Every now and again something that is considered ‘so random’ in common parlance comes down the pike and even though it’s not strictly “random” (you know, because it somehow relates to what’s going on at the time) it still feels really random. It makes you laugh. Then it makes you recollect. Then it makes you reminisce. Then it makes you hungry for the donuts that everyone in a local community Facebook group were going on and on about a few months back, but you now know you’ll never taste those praised “Amish-made” donuts because despite everyone’s absolute – obnoxious at times – devotion to those adored circles of fried dough, the shop went out of business.
Then you get back to reminiscing.
I was brought up in a family of campers. Most weekends and for several weeks out of the summer, we camped. Not roughing-it-in-a-tent (usually) camping, but roughing-it-in-a-canvas-roofed-trailer and years later, roughing-it-in-a-metal-roofed-trailer-that-actually-had-a-bathroom camping. It was fun. It was also in Somerset, PA (the canvas trailer) and in Clarks Mills, PA (the metal trailer). Both of these areas had higher populations of what I will respectfully call “Plain People” (because I’m not an expert on religious groups and I’m no more able to tell a Mennonite from an Amish by sight than I can a Presbyterian from a Methodist) than the Pittsburgh suburbs.
I was a slightly odd child (and possible odder teen), so I always enjoyed slowing down to pass (or waiting to pass) a buggy. I have an inherent appreciation for simple and straightforward things, so the orange/red warning triangle on the buggy back was always an invitation to smile at strangers – something high speed doesn’t encourage – and take a good look at a horse. I’m not a “horse person” as such, but I do think they’re beautiful and recalling that I’ve ridden in two separate countries, on two separate continents, gives me a happy, satisfied feeling to be sure.
Anywaywho, a week ago my dear family was having a get-together to celebrate my parents’ 53rd wedding anniversary. It was a lovely time – food, drink, sending my folks to Uniontown for a holiday (long story, don’t judge) and at one point there was a conversation going on – one of those charming little ‘side conversations’ that happens in kitchen doorways and on stairs – and for reasons that are lost to history (at least my memory’s version of history), one of my wonderful, lovable, hilarious nieces (I’m blessed with several) commented that she had judged someone Amish. I would love to relate the entire story, but I laughed so hard at her delivery that I just don’t remember it. I know there was some lighthearted remorse for the “judging” and a valid explanation why the judgement was made. But in true form, I’ve retained only enough of the occasion to keep chuckling about it to this day. And in true-yet-more-recent form, I’ve made a t-shirt art design thingy of it.

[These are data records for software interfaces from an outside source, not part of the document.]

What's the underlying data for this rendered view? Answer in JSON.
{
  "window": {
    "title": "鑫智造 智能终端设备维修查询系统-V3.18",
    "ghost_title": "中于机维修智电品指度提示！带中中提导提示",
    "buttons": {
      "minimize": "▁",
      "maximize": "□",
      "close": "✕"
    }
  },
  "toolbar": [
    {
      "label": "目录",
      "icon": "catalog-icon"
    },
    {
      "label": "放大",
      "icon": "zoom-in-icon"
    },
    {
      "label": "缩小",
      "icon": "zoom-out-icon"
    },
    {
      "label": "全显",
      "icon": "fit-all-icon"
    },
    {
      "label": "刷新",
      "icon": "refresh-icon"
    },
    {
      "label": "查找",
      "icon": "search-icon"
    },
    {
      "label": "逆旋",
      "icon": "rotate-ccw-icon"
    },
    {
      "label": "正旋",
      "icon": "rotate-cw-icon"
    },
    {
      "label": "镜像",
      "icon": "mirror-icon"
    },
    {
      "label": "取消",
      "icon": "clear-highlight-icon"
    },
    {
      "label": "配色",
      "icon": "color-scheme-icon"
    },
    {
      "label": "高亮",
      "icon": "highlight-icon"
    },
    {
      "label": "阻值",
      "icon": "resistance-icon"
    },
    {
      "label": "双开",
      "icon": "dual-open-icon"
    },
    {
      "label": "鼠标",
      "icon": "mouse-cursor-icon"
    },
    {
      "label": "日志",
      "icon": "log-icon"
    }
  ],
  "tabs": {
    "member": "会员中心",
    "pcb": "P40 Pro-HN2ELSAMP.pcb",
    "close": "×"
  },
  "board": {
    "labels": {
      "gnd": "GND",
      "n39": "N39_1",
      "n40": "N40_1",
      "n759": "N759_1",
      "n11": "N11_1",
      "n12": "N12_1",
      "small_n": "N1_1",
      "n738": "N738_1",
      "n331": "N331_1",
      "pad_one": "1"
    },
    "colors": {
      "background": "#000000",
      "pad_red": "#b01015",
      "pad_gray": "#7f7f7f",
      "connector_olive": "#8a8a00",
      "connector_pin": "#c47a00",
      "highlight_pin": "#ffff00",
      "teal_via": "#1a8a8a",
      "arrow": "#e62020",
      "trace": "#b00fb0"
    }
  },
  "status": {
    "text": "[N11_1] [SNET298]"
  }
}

Off and on for one week I’ve been chuckling (sometimes even a full-blown chortle), being nostalgic for childhood family vacations and wondering if I should feel ashamed for regretting the missed opportunity to validate my suspicion that the glorified donuts didn’t have even a passing association with anything or anyone Amish. ;)